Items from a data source
----
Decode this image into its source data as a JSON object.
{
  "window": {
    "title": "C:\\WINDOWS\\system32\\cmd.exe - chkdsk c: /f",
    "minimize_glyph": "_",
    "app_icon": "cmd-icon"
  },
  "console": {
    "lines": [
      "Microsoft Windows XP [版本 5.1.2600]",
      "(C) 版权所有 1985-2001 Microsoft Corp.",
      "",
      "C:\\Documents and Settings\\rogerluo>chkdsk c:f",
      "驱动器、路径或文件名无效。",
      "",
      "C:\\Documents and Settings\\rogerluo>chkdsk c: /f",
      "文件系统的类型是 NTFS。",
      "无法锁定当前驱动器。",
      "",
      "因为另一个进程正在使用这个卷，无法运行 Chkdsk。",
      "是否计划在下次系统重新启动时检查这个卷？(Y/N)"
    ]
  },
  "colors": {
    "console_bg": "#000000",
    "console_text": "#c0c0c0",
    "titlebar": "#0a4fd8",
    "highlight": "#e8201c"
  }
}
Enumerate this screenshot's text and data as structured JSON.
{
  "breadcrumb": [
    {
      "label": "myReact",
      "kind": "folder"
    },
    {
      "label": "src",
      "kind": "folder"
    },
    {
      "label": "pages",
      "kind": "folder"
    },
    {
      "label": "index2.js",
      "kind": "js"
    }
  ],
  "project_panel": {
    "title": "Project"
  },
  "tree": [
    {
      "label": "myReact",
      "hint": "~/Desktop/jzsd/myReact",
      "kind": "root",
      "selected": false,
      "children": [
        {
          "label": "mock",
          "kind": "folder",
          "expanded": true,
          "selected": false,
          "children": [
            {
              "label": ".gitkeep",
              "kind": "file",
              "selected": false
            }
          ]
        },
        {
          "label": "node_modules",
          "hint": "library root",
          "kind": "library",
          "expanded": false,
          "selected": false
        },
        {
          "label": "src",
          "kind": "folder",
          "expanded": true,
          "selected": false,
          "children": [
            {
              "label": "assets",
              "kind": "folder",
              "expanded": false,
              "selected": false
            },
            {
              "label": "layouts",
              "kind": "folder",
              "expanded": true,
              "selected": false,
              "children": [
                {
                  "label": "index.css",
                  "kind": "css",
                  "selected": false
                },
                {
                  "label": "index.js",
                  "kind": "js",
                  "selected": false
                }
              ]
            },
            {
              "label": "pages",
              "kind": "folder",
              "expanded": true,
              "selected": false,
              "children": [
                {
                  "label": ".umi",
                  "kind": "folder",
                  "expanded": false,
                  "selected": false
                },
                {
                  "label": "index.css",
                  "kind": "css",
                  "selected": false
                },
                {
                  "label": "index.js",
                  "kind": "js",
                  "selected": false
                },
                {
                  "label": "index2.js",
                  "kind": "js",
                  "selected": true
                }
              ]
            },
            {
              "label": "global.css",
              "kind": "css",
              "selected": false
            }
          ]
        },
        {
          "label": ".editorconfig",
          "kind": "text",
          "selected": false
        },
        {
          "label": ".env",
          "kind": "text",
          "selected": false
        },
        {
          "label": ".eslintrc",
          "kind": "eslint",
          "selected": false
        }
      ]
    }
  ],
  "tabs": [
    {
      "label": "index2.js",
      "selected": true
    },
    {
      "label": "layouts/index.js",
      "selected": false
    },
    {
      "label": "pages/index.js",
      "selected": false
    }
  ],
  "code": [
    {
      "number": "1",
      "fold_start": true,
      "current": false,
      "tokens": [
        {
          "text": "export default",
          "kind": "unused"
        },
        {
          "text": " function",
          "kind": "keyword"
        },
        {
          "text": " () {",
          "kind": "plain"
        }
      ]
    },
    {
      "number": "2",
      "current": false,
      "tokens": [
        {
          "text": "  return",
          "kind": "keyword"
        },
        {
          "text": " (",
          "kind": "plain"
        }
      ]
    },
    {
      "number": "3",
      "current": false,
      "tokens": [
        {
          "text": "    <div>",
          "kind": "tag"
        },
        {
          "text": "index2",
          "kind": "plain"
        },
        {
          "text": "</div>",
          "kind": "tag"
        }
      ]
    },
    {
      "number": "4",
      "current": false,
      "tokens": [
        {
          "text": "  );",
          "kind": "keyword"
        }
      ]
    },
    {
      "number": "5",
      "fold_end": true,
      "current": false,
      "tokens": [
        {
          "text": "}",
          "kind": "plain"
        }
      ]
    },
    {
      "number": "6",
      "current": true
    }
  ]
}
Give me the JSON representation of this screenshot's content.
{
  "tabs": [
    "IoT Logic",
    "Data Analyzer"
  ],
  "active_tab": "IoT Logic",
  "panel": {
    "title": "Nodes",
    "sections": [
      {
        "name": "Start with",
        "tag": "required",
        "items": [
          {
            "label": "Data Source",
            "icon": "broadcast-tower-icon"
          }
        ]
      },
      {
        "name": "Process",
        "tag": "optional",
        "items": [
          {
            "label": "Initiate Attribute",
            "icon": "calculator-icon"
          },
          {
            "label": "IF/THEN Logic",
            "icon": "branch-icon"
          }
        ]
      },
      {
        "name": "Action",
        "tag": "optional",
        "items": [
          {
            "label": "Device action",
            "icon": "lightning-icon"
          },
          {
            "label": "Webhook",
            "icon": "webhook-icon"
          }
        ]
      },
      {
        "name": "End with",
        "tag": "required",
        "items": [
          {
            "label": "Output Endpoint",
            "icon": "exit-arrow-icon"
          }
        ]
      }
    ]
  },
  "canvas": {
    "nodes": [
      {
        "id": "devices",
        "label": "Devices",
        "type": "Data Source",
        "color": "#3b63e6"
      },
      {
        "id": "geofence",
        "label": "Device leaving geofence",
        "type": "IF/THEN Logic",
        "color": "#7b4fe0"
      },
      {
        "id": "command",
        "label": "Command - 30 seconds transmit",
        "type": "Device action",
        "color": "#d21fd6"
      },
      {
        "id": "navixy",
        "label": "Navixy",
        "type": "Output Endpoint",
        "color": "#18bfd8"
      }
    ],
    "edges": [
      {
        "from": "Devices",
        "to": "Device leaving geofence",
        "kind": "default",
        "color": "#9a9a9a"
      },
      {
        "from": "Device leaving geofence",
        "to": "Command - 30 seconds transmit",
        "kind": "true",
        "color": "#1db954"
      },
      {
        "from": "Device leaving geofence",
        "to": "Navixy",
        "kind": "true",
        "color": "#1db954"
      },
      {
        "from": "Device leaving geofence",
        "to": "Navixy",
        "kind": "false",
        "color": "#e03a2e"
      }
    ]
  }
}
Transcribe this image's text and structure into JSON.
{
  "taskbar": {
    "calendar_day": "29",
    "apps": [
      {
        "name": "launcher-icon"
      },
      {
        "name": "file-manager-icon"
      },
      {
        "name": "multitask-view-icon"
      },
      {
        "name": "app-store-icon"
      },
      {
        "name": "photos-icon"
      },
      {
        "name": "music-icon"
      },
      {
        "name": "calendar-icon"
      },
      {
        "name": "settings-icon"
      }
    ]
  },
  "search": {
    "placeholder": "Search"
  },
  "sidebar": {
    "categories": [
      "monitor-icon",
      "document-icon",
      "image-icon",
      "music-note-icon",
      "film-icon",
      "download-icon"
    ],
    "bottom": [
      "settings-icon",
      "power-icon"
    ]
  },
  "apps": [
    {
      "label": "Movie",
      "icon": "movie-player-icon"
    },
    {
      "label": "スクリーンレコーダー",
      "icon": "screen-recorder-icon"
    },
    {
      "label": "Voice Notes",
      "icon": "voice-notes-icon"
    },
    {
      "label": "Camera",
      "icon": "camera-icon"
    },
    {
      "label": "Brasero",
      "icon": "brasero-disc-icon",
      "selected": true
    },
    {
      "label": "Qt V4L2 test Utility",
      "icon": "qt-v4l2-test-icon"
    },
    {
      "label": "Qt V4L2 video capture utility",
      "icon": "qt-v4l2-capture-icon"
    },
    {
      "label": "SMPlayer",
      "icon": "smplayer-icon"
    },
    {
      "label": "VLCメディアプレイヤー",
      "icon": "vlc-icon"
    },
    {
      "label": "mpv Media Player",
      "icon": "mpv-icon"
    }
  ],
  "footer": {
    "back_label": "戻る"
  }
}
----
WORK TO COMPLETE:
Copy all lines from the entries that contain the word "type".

ANSWER SPACE:
        "type": "Data Source",
        "type": "IF/THEN Logic",
        "type": "Device action",
        "type": "Output Endpoint",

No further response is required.